• _WHAT TO PRODUCE_
Nothing in the data should change when you return it, but leave the pictures out.

(Dataset rows describing interfaces)

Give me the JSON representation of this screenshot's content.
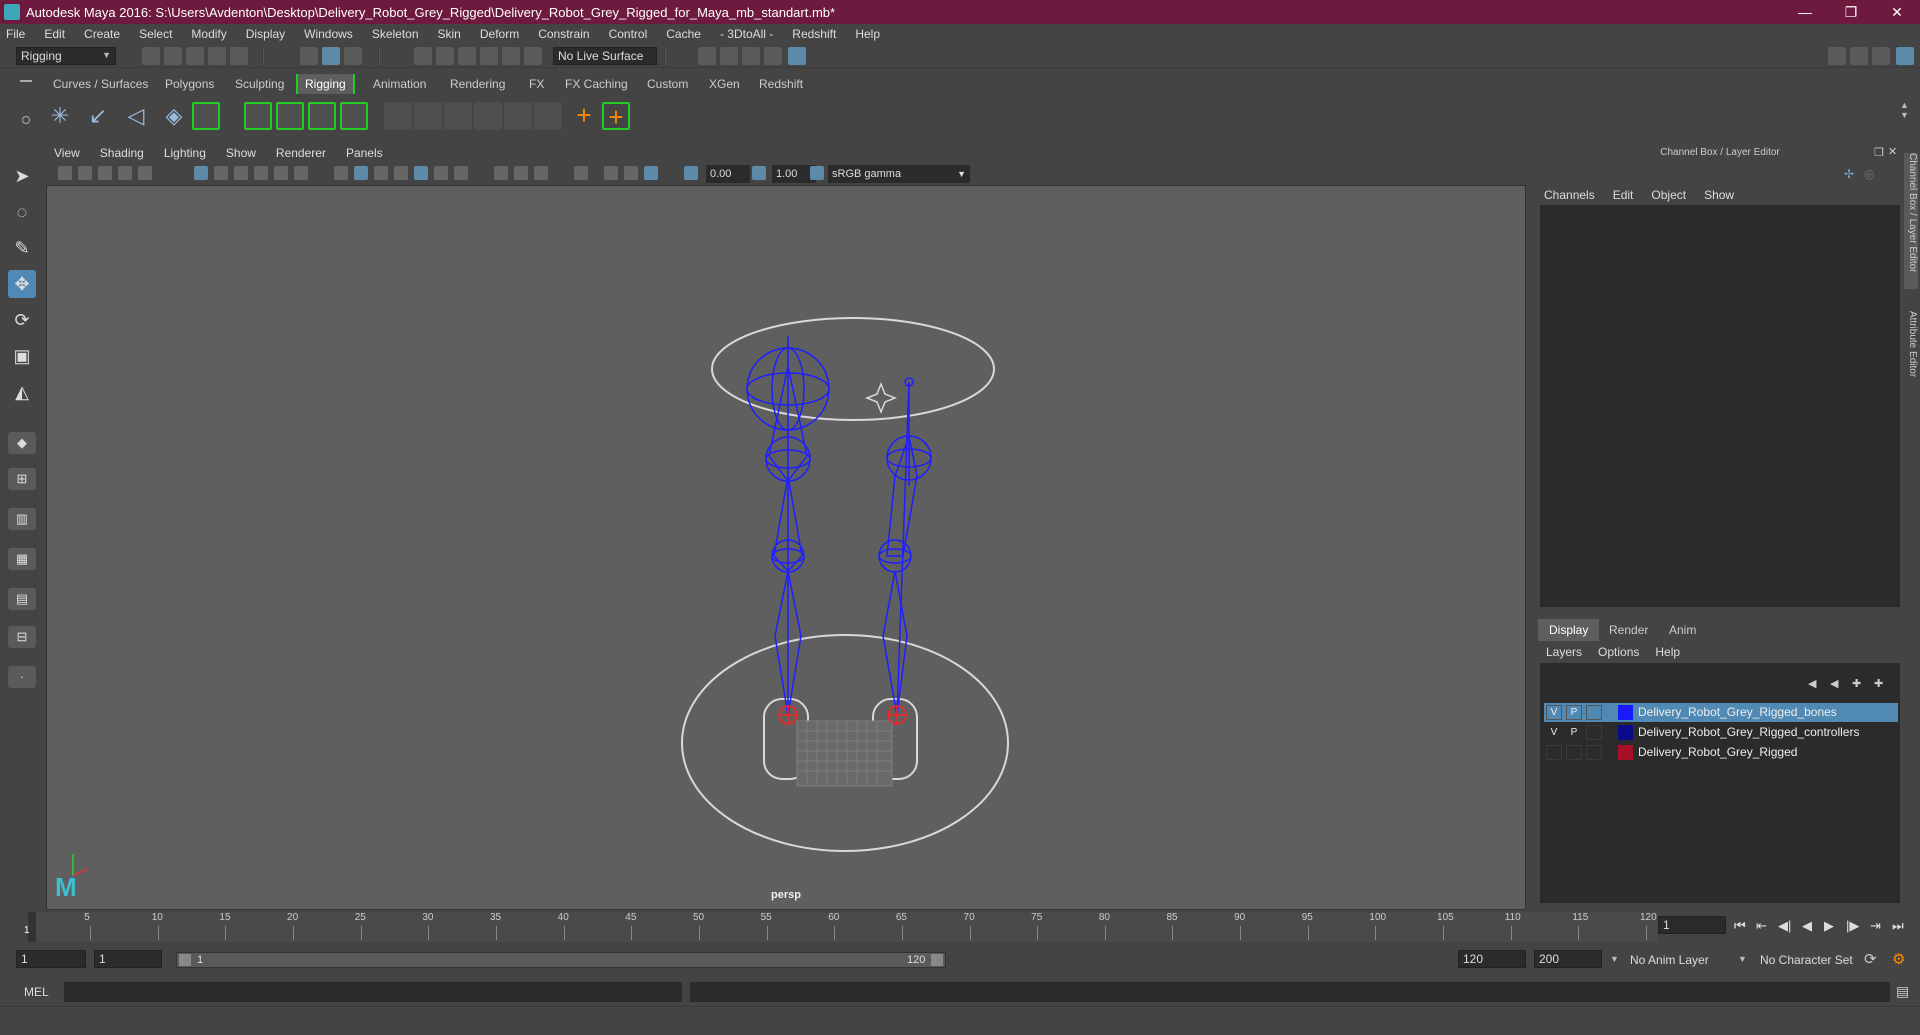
{
  "window": {
    "title": "Autodesk Maya 2016: S:\\Users\\Avdenton\\Desktop\\Delivery_Robot_Grey_Rigged\\Delivery_Robot_Grey_Rigged_for_Maya_mb_standart.mb*",
    "minimize": "—",
    "maximize": "❐",
    "close": "✕"
  },
  "menus": [
    "File",
    "Edit",
    "Create",
    "Select",
    "Modify",
    "Display",
    "Windows",
    "Skeleton",
    "Skin",
    "Deform",
    "Constrain",
    "Control",
    "Cache",
    "- 3DtoAll -",
    "Redshift",
    "Help"
  ],
  "status_line": {
    "menu_set": "Rigging",
    "live_surface": "No Live Surface"
  },
  "shelf_tabs": [
    "Curves / Surfaces",
    "Polygons",
    "Sculpting",
    "Rigging",
    "Animation",
    "Rendering",
    "FX",
    "FX Caching",
    "Custom",
    "XGen",
    "Redshift"
  ],
  "active_shelf": "Rigging",
  "viewport_menu": [
    "View",
    "Shading",
    "Lighting",
    "Show",
    "Renderer",
    "Panels"
  ],
  "viewport_toolbar": {
    "exposure": "0.00",
    "gamma": "1.00",
    "colorspace": "sRGB gamma"
  },
  "viewport": {
    "camera": "persp"
  },
  "channel_box": {
    "title": "Channel Box / Layer Editor",
    "menu": [
      "Channels",
      "Edit",
      "Object",
      "Show"
    ]
  },
  "layer_editor": {
    "tabs": [
      "Display",
      "Render",
      "Anim"
    ],
    "active_tab": "Display",
    "menu": [
      "Layers",
      "Options",
      "Help"
    ],
    "layers": [
      {
        "v": "V",
        "p": "P",
        "color": "#1a1aff",
        "name": "Delivery_Robot_Grey_Rigged_bones",
        "selected": true
      },
      {
        "v": "V",
        "p": "P",
        "color": "#0a0a8a",
        "name": "Delivery_Robot_Grey_Rigged_controllers",
        "selected": false
      },
      {
        "v": "",
        "p": "",
        "color": "#a8102a",
        "name": "Delivery_Robot_Grey_Rigged",
        "selected": false
      }
    ]
  },
  "side_tabs": [
    "Channel Box / Layer Editor",
    "Attribute Editor"
  ],
  "time_slider": {
    "ticks": [
      "1",
      "5",
      "10",
      "15",
      "20",
      "25",
      "30",
      "35",
      "40",
      "45",
      "50",
      "55",
      "60",
      "65",
      "70",
      "75",
      "80",
      "85",
      "90",
      "95",
      "100",
      "105",
      "110",
      "115",
      "120"
    ],
    "current_frame": "1"
  },
  "transport": [
    "⏮",
    "⇤",
    "◀|",
    "◀",
    "▶",
    "|▶",
    "⇥",
    "⏭"
  ],
  "range": {
    "start": "1",
    "playback_start": "1",
    "range_start_label": "1",
    "range_end_label": "120",
    "playback_end": "120",
    "end": "200",
    "anim_layer": "No Anim Layer",
    "char_set": "No Character Set"
  },
  "command_line": {
    "lang": "MEL"
  }
}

• _RESPONSE TO THE TASK_
Give me the JSON representation of this screenshot's content.
{
  "window": {
    "title": "Autodesk Maya 2016: S:\\Users\\Avdenton\\Desktop\\Delivery_Robot_Grey_Rigged\\Delivery_Robot_Grey_Rigged_for_Maya_mb_standart.mb*",
    "minimize": "—",
    "maximize": "❐",
    "close": "✕"
  },
  "menus": [
    "File",
    "Edit",
    "Create",
    "Select",
    "Modify",
    "Display",
    "Windows",
    "Skeleton",
    "Skin",
    "Deform",
    "Constrain",
    "Control",
    "Cache",
    "- 3DtoAll -",
    "Redshift",
    "Help"
  ],
  "status_line": {
    "menu_set": "Rigging",
    "live_surface": "No Live Surface"
  },
  "shelf_tabs": [
    "Curves / Surfaces",
    "Polygons",
    "Sculpting",
    "Rigging",
    "Animation",
    "Rendering",
    "FX",
    "FX Caching",
    "Custom",
    "XGen",
    "Redshift"
  ],
  "active_shelf": "Rigging",
  "viewport_menu": [
    "View",
    "Shading",
    "Lighting",
    "Show",
    "Renderer",
    "Panels"
  ],
  "viewport_toolbar": {
    "exposure": "0.00",
    "gamma": "1.00",
    "colorspace": "sRGB gamma"
  },
  "viewport": {
    "camera": "persp"
  },
  "channel_box": {
    "title": "Channel Box / Layer Editor",
    "menu": [
      "Channels",
      "Edit",
      "Object",
      "Show"
    ]
  },
  "layer_editor": {
    "tabs": [
      "Display",
      "Render",
      "Anim"
    ],
    "active_tab": "Display",
    "menu": [
      "Layers",
      "Options",
      "Help"
    ],
    "layers": [
      {
        "v": "V",
        "p": "P",
        "color": "#1a1aff",
        "name": "Delivery_Robot_Grey_Rigged_bones",
        "selected": true
      },
      {
        "v": "V",
        "p": "P",
        "color": "#0a0a8a",
        "name": "Delivery_Robot_Grey_Rigged_controllers",
        "selected": false
      },
      {
        "v": "",
        "p": "",
        "color": "#a8102a",
        "name": "Delivery_Robot_Grey_Rigged",
        "selected": false
      }
    ]
  },
  "side_tabs": [
    "Channel Box / Layer Editor",
    "Attribute Editor"
  ],
  "time_slider": {
    "ticks": [
      "1",
      "5",
      "10",
      "15",
      "20",
      "25",
      "30",
      "35",
      "40",
      "45",
      "50",
      "55",
      "60",
      "65",
      "70",
      "75",
      "80",
      "85",
      "90",
      "95",
      "100",
      "105",
      "110",
      "115",
      "120"
    ],
    "current_frame": "1"
  },
  "transport": [
    "⏮",
    "⇤",
    "◀|",
    "◀",
    "▶",
    "|▶",
    "⇥",
    "⏭"
  ],
  "range": {
    "start": "1",
    "playback_start": "1",
    "range_start_label": "1",
    "range_end_label": "120",
    "playback_end": "120",
    "end": "200",
    "anim_layer": "No Anim Layer",
    "char_set": "No Character Set"
  },
  "command_line": {
    "lang": "MEL"
  }
}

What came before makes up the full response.